The role of the artist in society is to ask What if? And to show people a new point of view. To that end, my work in the food world is broadly about showing another way and creating a unique, alternative, food-based experience. If I do that well people will connect with my work, and I suppose that’s it’s own kind of influence. On a more literal level, I am more and more focused on American artisanal cheese and the value of connections between rural and urban economies. There is a great shift happening in human society. We MUST begin to re-prioritize our relationship with each other and the planet. Food is a touchstone.
Any projects in the horizon?
I have lots of interesting projects in the works. Some are cheese-centric and some are more broadly about food. I teach, always. I connect people. I explore. This is the first time in a decade that I haven’t been working in a restaurant every day. It’s scary and liberating! I just agreed to do an event for Vermont Restaurant Week. I’m planning on serving cheese in a 15 foot feed trough. I want people to eat cheese in the context of the animals who gave their milk (to make the cheese), to think about that while they enjoy the hard work of Vermont’s diary people, cheese makers, herd-managers, affineurs and milking animals. I want people to understand the community of work that goes into a piece of artisan cheese.
Describe the sexiest cheese plate you’ve ever experienced.
Tough question! I don’t usually eat cheese at a restaurant unless they carry something I’ve never had before. Honestly, I’m bored by a lot of restaurant’s cheese plates. I prefer to eat cheese in the context of working with it. That’s when I enjoy eating cheese the most. It’s more personal and mystical for me when I’m working with it.
Name eight cheeses that any cheese head must try before being given the honor of wielding such a title and share with us three cheese makers that we should be watching.

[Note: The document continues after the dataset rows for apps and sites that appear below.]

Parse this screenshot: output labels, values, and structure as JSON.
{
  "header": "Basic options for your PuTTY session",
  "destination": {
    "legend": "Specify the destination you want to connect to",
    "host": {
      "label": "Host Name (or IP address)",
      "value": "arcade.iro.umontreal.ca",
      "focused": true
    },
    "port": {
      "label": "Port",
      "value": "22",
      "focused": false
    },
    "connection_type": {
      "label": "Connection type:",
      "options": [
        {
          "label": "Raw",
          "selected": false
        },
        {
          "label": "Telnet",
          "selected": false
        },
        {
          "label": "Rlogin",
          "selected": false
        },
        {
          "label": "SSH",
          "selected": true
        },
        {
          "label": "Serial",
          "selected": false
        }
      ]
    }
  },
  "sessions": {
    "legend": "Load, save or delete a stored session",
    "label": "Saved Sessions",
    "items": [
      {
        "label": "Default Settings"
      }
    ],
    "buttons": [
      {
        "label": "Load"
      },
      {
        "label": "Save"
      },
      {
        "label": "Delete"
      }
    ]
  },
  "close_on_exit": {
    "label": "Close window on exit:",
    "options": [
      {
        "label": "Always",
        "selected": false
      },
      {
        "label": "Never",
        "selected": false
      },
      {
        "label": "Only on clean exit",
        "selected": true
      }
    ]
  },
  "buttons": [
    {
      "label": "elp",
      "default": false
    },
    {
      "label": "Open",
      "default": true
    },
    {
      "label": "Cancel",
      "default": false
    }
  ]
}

I’m going to flip this question around! I can’t help myself! The goal of a cheese head should be to try EVERY possible cheese they can. Good cheese, bad cheese, ALL cheese. The great thing about cheese is that every wheel is different, mutable. There are cheeses I’ve eaten for years that STILL surprise me and express something new to me when I eat them. There are so many talented cheese makers! Some just have “the touch”. Because my approach can be quite mystical, I tend to admire the work of iconoclastic producers who are able to somehow infuse a ‘fingerprint” on all of their cheeses, a unique point of view so to speak. Their work is not necessarily consistent in terms of production amount or style, but their cheeses are consistently great.
Consumers need to start looking at cheese as producer-driven, like wine. Not “I want a cheddar”, but I want something from this producer, whatever they are working on RIGHT NOW. That said, I’d gladly cuddle in the barn with Laini Fondiller of Lazy Lady Farm, Kelly Estrella of Estrella Family Creamery, Michael Lee of Twig Farm, Rick and Helen Feete of Meadow Creek Dairy, Soyoung Scanlan of Andante Dairy, Brad Parker of Pipe Dreams Farm, Nancy Richards of Bronson Hill Cheesery, I could go on and on and on…

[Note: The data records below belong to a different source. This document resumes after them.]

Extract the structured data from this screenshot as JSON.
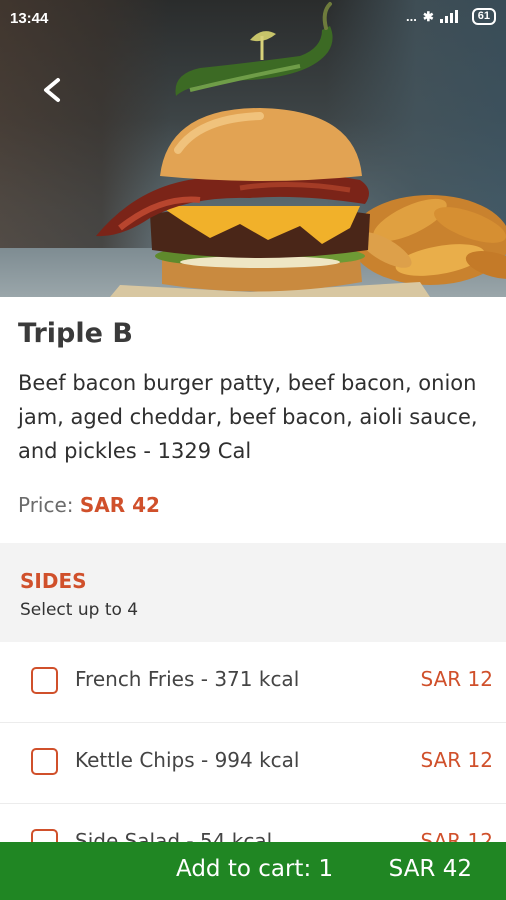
{
  "status_bar": {
    "time": "13:44",
    "signal_text": "...",
    "battery": "61"
  },
  "hero": {
    "back_icon": "chevron-left-icon",
    "image": "burger-photo"
  },
  "item": {
    "name": "Triple B",
    "description": "Beef bacon burger patty, beef bacon, onion jam, aged cheddar, beef bacon, aioli sauce, and pickles - 1329 Cal",
    "price_label": "Price:",
    "price_value": "SAR 42"
  },
  "sides": {
    "title": "SIDES",
    "subtitle": "Select up to 4",
    "options": [
      {
        "label": "French Fries - 371 kcal",
        "price": "SAR 12",
        "checked": false
      },
      {
        "label": "Kettle Chips - 994 kcal",
        "price": "SAR 12",
        "checked": false
      },
      {
        "label": "Side Salad - 54 kcal",
        "price": "SAR 12",
        "checked": false
      }
    ]
  },
  "cart": {
    "label": "Add to cart: 1",
    "total": "SAR 42"
  },
  "colors": {
    "accent": "#d0502b",
    "cart_bar": "#208623"
  }
}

And lastly, pastry chef Plino Sandalio of gouda ice cream fame wants you to explain for him the meaning of “they need some cheese for that cracker,” besides, well, you know, that crackers need love too.

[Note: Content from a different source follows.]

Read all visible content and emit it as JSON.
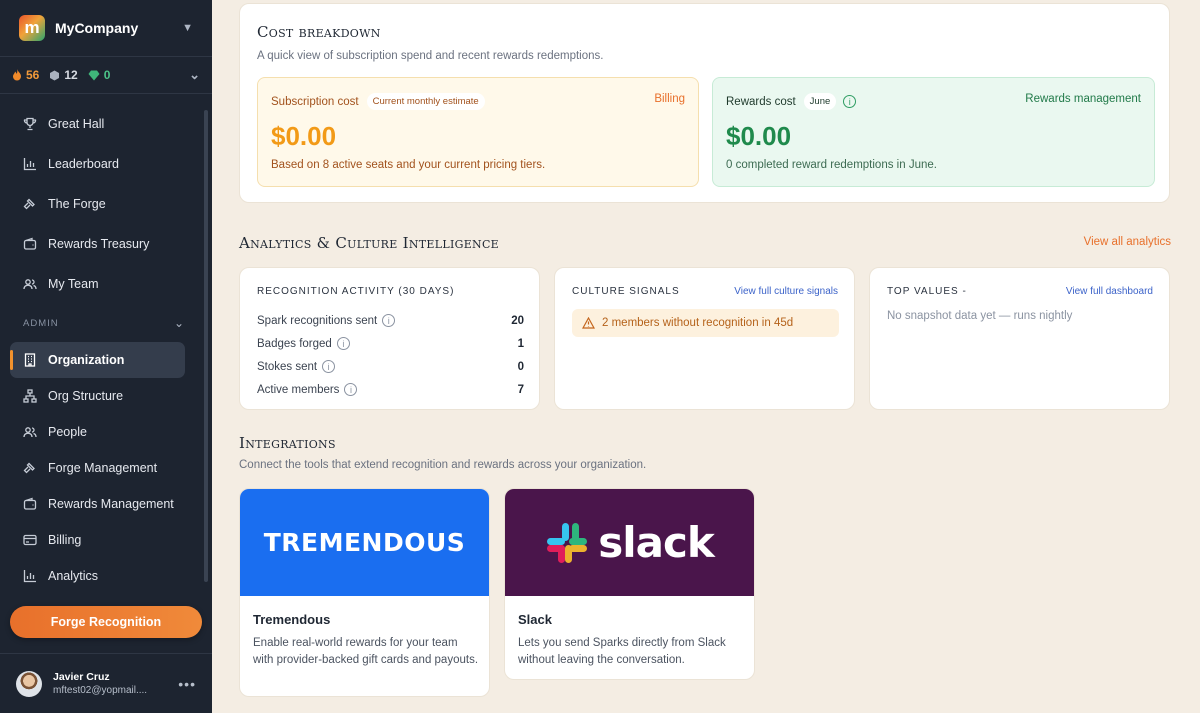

I’m no linguist, so I can’t be sure about the origin of this phrase, but I’ll go with my gut. There’s something sexual about it, the assumption of SPREADING something luscious and decadent. There’s also a double meaning for me in that phrase, like crackers are boring white people and cheese is some soul, some flavor, some spice. It’s possible that “They Need Some Cheese For That Cracker” is the follow-up single to James Brown’s “Mother Popcorn”.